Rose Smith is a gifted and established local artist who has done a lot to further the Kitsap art community. She and her family have made a point of working with younger artists who often lack a nurturing venue. Rose and her son Gabriel Lee worked tirelessly to establish the Artists for Freedom and Unity all ages music venue and art gallery in Bremerton. Rose has been instrumental curating and promoting art events at the Westside Burrito Connection and Metropolis, the Gallery. Now Rose has been diagnosed with cancer, and is undergoing both chemo- and radiation therapy. Money is in short supply. We urge Rose’s friends and supporters to join us for a fund-raising spaghetti feed  and art sale on Sunday, April 26th, 2009, at the Bremerton Eagles Aerie #192 (located at 205 6th Street) between noon and 3 pm. Donations will be accepted and appreciated. We are also hoping to have donations of art and baked goods for sale at this event.  Please contribute whatever you can, have a plate of spaghetti, and enjoy some good music and pleasant companionship.
If you would like to contribute art work or baked goods for sale or want to help us cook & serve food please contact Pat Cooper at or Jane Rebelowski at
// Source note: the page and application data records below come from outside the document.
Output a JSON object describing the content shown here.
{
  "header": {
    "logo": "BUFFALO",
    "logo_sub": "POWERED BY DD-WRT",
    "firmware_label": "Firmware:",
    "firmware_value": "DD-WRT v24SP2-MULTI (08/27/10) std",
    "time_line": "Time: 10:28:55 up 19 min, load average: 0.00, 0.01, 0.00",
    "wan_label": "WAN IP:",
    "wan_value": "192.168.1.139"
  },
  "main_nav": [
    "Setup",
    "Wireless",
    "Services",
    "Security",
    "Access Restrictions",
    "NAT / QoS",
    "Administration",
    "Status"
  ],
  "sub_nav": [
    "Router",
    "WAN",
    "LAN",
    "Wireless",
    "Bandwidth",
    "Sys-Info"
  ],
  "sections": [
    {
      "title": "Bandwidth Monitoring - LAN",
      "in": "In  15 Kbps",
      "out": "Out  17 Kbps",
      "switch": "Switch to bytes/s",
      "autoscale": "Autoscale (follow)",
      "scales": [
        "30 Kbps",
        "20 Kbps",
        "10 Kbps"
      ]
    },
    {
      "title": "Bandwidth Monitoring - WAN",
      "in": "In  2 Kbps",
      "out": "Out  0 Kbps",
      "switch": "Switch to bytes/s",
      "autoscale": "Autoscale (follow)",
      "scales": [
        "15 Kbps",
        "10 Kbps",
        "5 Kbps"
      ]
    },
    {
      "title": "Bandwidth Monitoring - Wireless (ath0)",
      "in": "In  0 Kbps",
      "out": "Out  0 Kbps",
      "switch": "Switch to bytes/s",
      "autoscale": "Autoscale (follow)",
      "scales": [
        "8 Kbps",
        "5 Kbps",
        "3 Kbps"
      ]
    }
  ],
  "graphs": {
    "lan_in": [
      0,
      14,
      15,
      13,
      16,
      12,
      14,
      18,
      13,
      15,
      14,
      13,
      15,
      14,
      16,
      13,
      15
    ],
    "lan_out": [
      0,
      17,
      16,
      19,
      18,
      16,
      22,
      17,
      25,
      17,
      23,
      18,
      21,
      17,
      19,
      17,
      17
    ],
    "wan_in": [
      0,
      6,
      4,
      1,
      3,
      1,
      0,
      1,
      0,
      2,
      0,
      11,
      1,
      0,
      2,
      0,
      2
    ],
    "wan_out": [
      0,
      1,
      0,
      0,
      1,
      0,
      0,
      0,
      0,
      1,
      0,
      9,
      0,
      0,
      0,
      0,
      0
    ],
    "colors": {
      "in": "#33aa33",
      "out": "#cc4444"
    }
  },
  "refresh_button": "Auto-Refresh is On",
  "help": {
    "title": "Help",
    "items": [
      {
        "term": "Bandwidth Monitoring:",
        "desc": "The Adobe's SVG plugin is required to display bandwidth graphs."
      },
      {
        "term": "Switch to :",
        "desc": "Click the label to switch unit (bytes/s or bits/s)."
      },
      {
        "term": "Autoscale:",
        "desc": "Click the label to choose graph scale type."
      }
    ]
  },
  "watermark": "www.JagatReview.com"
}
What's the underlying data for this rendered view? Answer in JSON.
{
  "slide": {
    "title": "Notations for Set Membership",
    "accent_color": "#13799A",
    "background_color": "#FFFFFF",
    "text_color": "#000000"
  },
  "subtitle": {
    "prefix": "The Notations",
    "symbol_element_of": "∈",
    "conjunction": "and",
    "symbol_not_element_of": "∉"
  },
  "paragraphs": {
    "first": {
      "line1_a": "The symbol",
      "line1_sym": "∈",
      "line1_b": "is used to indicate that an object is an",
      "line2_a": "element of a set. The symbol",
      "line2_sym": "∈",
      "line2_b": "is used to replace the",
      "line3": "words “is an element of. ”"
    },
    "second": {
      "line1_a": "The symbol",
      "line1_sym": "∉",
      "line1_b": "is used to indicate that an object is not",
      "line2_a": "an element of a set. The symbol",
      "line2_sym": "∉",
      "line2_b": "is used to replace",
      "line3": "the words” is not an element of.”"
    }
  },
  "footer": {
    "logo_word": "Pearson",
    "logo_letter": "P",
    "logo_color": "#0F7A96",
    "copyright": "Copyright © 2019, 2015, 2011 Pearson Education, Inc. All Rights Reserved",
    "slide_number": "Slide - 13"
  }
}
I did a quick archive search on Rose and found something I thought worth sharing. Below is a letter from September 2001 published in the Sun, before the mayoral election that year. I won’t make this political, since Shepherd is running for mayor now, and the letter doesn’t indicate whether she was supporting Cary Bozeman or Louis Mentor, the two final candidates that year. It’s just an interesting twist on a letter to the editor, and doubtless from an artist’s mind.

— David Nelson

To the Editor:
Who, Who?
Who wants in for just the perks?
Who’s a power junkie?
Who’s a fat cat paid off jerk?
Who’s somebody’s flunkie?
Who has no experience?
Who’s a grinning player?
Who is gonna raise our rents?
Who should be our mayor?
Signs abound in every street,
Every nook and cranny.
Hands are out to meet and greet,
Who will save our fanny?
Please remember you must vote,
Think about the issues.
I’ve been here for 12 long years,
I’m running out of tissues.

Rose Smith